**ASSIGNED TASK**. Within the entries below, find every line that has the string "name", then copy it.

**SOURCE MATERIAL**.
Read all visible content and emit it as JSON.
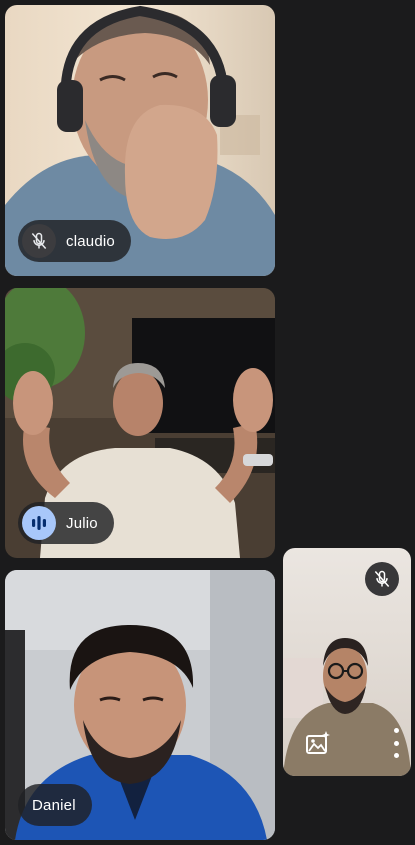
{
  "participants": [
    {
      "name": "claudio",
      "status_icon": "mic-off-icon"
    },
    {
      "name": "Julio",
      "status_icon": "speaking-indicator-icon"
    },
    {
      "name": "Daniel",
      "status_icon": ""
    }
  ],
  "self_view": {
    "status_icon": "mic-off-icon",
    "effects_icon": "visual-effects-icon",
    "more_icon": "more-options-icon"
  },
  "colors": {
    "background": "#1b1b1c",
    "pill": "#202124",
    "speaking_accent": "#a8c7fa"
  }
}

**ANSWER FOR THE TASK**.
      "name": "claudio",
      "name": "Julio",
      "name": "Daniel",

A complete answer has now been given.